━━━━━ The data
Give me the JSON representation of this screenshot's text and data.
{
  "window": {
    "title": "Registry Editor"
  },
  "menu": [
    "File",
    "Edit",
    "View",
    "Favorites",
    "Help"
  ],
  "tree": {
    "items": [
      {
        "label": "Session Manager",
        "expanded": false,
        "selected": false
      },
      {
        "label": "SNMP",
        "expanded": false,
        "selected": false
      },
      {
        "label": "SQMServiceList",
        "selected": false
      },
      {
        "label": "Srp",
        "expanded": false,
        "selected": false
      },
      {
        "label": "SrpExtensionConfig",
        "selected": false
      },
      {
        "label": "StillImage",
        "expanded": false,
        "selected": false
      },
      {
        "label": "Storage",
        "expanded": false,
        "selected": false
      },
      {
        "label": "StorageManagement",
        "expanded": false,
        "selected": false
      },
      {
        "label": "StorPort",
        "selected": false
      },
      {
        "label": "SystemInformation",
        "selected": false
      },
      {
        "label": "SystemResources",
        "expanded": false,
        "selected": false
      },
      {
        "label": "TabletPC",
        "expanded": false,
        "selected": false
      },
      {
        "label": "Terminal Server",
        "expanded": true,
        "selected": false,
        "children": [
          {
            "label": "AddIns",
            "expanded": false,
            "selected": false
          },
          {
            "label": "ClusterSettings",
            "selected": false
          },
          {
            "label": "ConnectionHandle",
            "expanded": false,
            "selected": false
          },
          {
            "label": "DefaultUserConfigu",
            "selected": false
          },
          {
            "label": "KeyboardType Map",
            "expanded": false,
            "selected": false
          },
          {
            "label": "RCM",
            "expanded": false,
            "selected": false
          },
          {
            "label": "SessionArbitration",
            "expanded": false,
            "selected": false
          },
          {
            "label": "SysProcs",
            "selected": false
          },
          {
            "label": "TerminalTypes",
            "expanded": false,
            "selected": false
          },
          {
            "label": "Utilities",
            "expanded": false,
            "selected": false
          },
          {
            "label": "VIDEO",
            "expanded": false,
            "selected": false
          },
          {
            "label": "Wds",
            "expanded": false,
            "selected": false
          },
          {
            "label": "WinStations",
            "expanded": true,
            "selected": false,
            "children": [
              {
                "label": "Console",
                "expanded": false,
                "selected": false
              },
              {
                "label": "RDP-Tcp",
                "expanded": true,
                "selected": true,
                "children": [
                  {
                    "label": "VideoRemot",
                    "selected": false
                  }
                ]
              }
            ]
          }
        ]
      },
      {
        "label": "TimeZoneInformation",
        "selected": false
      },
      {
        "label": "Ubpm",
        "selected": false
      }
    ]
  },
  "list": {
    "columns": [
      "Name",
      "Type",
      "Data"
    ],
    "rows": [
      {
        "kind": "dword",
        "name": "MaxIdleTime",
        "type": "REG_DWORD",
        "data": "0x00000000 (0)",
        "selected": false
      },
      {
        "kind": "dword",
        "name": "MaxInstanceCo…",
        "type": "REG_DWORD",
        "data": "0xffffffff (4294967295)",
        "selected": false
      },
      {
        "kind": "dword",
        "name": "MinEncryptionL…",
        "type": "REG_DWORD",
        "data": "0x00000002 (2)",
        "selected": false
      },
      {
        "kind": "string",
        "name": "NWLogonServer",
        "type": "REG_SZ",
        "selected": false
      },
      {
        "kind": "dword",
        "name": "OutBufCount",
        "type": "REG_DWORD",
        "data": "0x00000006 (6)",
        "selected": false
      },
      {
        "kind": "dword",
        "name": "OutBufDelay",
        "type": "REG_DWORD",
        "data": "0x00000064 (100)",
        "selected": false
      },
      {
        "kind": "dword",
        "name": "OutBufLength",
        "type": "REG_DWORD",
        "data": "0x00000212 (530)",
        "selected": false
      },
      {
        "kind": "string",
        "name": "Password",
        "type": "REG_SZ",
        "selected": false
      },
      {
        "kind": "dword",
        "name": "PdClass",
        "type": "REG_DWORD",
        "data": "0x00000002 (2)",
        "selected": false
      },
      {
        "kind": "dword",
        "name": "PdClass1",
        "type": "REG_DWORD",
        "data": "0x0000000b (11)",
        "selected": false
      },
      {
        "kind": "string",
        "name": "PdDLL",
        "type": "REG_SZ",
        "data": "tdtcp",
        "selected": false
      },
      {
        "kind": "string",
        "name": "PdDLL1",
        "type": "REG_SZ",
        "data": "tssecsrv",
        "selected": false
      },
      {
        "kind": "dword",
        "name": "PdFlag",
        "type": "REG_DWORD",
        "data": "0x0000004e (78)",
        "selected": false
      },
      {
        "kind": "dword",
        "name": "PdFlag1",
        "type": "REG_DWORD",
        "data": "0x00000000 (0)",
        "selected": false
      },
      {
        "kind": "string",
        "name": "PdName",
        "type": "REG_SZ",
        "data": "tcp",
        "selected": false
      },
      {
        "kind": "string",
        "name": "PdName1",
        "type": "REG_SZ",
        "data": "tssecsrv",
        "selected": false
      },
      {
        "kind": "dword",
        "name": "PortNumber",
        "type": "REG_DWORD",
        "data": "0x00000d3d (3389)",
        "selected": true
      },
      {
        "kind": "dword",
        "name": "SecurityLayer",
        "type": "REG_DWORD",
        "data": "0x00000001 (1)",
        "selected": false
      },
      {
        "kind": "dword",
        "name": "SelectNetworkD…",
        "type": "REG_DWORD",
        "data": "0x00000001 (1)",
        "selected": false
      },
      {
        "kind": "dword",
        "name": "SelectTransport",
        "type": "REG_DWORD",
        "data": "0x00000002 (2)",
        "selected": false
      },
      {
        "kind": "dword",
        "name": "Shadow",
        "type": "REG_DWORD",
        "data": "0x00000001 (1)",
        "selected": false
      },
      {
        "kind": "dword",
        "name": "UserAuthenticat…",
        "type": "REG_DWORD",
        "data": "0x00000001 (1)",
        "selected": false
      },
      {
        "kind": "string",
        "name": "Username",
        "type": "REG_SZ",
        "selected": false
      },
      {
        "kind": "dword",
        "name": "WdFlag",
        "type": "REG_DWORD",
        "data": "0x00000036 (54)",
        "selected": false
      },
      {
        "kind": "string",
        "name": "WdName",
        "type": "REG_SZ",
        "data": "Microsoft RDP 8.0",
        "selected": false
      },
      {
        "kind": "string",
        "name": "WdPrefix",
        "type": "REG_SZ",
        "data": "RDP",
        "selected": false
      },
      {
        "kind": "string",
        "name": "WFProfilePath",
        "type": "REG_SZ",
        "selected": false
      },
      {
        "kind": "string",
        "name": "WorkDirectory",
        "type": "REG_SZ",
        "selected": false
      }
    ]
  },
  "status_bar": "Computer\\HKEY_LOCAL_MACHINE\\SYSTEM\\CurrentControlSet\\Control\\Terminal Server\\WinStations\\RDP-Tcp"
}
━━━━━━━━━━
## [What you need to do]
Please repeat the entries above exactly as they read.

## [Result for this exercise]
Give me the JSON representation of this screenshot's text and data.
{
  "window": {
    "title": "Registry Editor"
  },
  "menu": [
    "File",
    "Edit",
    "View",
    "Favorites",
    "Help"
  ],
  "tree": {
    "items": [
      {
        "label": "Session Manager",
        "expanded": false,
        "selected": false
      },
      {
        "label": "SNMP",
        "expanded": false,
        "selected": false
      },
      {
        "label": "SQMServiceList",
        "selected": false
      },
      {
        "label": "Srp",
        "expanded": false,
        "selected": false
      },
      {
        "label": "SrpExtensionConfig",
        "selected": false
      },
      {
        "label": "StillImage",
        "expanded": false,
        "selected": false
      },
      {
        "label": "Storage",
        "expanded": false,
        "selected": false
      },
      {
        "label": "StorageManagement",
        "expanded": false,
        "selected": false
      },
      {
        "label": "StorPort",
        "selected": false
      },
      {
        "label": "SystemInformation",
        "selected": false
      },
      {
        "label": "SystemResources",
        "expanded": false,
        "selected": false
      },
      {
        "label": "TabletPC",
        "expanded": false,
        "selected": false
      },
      {
        "label": "Terminal Server",
        "expanded": true,
        "selected": false,
        "children": [
          {
            "label": "AddIns",
            "expanded": false,
            "selected": false
          },
          {
            "label": "ClusterSettings",
            "selected": false
          },
          {
            "label": "ConnectionHandle",
            "expanded": false,
            "selected": false
          },
          {
            "label": "DefaultUserConfigu",
            "selected": false
          },
          {
            "label": "KeyboardType Map",
            "expanded": false,
            "selected": false
          },
          {
            "label": "RCM",
            "expanded": false,
            "selected": false
          },
          {
            "label": "SessionArbitration",
            "expanded": false,
            "selected": false
          },
          {
            "label": "SysProcs",
            "selected": false
          },
          {
            "label": "TerminalTypes",
            "expanded": false,
            "selected": false
          },
          {
            "label": "Utilities",
            "expanded": false,
            "selected": false
          },
          {
            "label": "VIDEO",
            "expanded": false,
            "selected": false
          },
          {
            "label": "Wds",
            "expanded": false,
            "selected": false
          },
          {
            "label": "WinStations",
            "expanded": true,
            "selected": false,
            "children": [
              {
                "label": "Console",
                "expanded": false,
                "selected": false
              },
              {
                "label": "RDP-Tcp",
                "expanded": true,
                "selected": true,
                "children": [
                  {
                    "label": "VideoRemot",
                    "selected": false
                  }
                ]
              }
            ]
          }
        ]
      },
      {
        "label": "TimeZoneInformation",
        "selected": false
      },
      {
        "label": "Ubpm",
        "selected": false
      }
    ]
  },
  "list": {
    "columns": [
      "Name",
      "Type",
      "Data"
    ],
    "rows": [
      {
        "kind": "dword",
        "name": "MaxIdleTime",
        "type": "REG_DWORD",
        "data": "0x00000000 (0)",
        "selected": false
      },
      {
        "kind": "dword",
        "name": "MaxInstanceCo…",
        "type": "REG_DWORD",
        "data": "0xffffffff (4294967295)",
        "selected": false
      },
      {
        "kind": "dword",
        "name": "MinEncryptionL…",
        "type": "REG_DWORD",
        "data": "0x00000002 (2)",
        "selected": false
      },
      {
        "kind": "string",
        "name": "NWLogonServer",
        "type": "REG_SZ",
        "selected": false
      },
      {
        "kind": "dword",
        "name": "OutBufCount",
        "type": "REG_DWORD",
        "data": "0x00000006 (6)",
        "selected": false
      },
      {
        "kind": "dword",
        "name": "OutBufDelay",
        "type": "REG_DWORD",
        "data": "0x00000064 (100)",
        "selected": false
      },
      {
        "kind": "dword",
        "name": "OutBufLength",
        "type": "REG_DWORD",
        "data": "0x00000212 (530)",
        "selected": false
      },
      {
        "kind": "string",
        "name": "Password",
        "type": "REG_SZ",
        "selected": false
      },
      {
        "kind": "dword",
        "name": "PdClass",
        "type": "REG_DWORD",
        "data": "0x00000002 (2)",
        "selected": false
      },
      {
        "kind": "dword",
        "name": "PdClass1",
        "type": "REG_DWORD",
        "data": "0x0000000b (11)",
        "selected": false
      },
      {
        "kind": "string",
        "name": "PdDLL",
        "type": "REG_SZ",
        "data": "tdtcp",
        "selected": false
      },
      {
        "kind": "string",
        "name": "PdDLL1",
        "type": "REG_SZ",
        "data": "tssecsrv",
        "selected": false
      },
      {
        "kind": "dword",
        "name": "PdFlag",
        "type": "REG_DWORD",
        "data": "0x0000004e (78)",
        "selected": false
      },
      {
        "kind": "dword",
        "name": "PdFlag1",
        "type": "REG_DWORD",
        "data": "0x00000000 (0)",
        "selected": false
      },
      {
        "kind": "string",
        "name": "PdName",
        "type": "REG_SZ",
        "data": "tcp",
        "selected": false
      },
      {
        "kind": "string",
        "name": "PdName1",
        "type": "REG_SZ",
        "data": "tssecsrv",
        "selected": false
      },
      {
        "kind": "dword",
        "name": "PortNumber",
        "type": "REG_DWORD",
        "data": "0x00000d3d (3389)",
        "selected": true
      },
      {
        "kind": "dword",
        "name": "SecurityLayer",
        "type": "REG_DWORD",
        "data": "0x00000001 (1)",
        "selected": false
      },
      {
        "kind": "dword",
        "name": "SelectNetworkD…",
        "type": "REG_DWORD",
        "data": "0x00000001 (1)",
        "selected": false
      },
      {
        "kind": "dword",
        "name": "SelectTransport",
        "type": "REG_DWORD",
        "data": "0x00000002 (2)",
        "selected": false
      },
      {
        "kind": "dword",
        "name": "Shadow",
        "type": "REG_DWORD",
        "data": "0x00000001 (1)",
        "selected": false
      },
      {
        "kind": "dword",
        "name": "UserAuthenticat…",
        "type": "REG_DWORD",
        "data": "0x00000001 (1)",
        "selected": false
      },
      {
        "kind": "string",
        "name": "Username",
        "type": "REG_SZ",
        "selected": false
      },
      {
        "kind": "dword",
        "name": "WdFlag",
        "type": "REG_DWORD",
        "data": "0x00000036 (54)",
        "selected": false
      },
      {
        "kind": "string",
        "name": "WdName",
        "type": "REG_SZ",
        "data": "Microsoft RDP 8.0",
        "selected": false
      },
      {
        "kind": "string",
        "name": "WdPrefix",
        "type": "REG_SZ",
        "data": "RDP",
        "selected": false
      },
      {
        "kind": "string",
        "name": "WFProfilePath",
        "type": "REG_SZ",
        "selected": false
      },
      {
        "kind": "string",
        "name": "WorkDirectory",
        "type": "REG_SZ",
        "selected": false
      }
    ]
  },
  "status_bar": "Computer\\HKEY_LOCAL_MACHINE\\SYSTEM\\CurrentControlSet\\Control\\Terminal Server\\WinStations\\RDP-Tcp"
}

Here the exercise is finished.